[Interface dataset entries]

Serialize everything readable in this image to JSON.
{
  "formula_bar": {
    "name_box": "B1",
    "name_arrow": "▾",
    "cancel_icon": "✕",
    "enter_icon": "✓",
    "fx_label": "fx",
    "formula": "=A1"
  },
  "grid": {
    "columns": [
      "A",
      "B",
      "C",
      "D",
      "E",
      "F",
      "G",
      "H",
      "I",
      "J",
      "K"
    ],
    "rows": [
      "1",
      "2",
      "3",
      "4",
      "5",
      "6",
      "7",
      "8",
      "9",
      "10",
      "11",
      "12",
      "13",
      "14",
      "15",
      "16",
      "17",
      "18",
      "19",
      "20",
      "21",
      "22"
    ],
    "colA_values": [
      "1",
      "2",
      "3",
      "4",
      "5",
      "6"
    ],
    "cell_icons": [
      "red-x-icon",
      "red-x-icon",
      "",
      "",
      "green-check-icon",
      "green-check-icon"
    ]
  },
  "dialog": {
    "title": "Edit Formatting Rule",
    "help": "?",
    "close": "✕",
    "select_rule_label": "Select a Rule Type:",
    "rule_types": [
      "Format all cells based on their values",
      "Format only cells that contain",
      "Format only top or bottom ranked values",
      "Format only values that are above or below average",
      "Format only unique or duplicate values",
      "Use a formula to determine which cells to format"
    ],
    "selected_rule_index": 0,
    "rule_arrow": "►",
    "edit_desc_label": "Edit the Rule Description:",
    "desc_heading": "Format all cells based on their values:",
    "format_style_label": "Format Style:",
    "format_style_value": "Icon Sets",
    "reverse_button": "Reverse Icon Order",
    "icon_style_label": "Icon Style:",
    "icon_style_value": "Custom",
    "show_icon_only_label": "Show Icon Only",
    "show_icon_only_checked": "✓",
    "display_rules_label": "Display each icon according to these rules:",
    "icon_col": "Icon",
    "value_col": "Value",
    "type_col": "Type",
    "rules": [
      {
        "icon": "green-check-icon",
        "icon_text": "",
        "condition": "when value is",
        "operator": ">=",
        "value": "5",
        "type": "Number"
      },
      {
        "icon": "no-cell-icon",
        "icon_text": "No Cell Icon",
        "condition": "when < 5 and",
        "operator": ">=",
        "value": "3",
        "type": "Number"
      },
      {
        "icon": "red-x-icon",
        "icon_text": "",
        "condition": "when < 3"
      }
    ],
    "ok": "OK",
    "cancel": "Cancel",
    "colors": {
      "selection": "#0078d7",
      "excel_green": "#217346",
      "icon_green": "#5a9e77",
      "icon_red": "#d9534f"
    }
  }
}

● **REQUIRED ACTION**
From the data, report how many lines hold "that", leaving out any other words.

● **ANSWER TO THIS EXERCISE**
2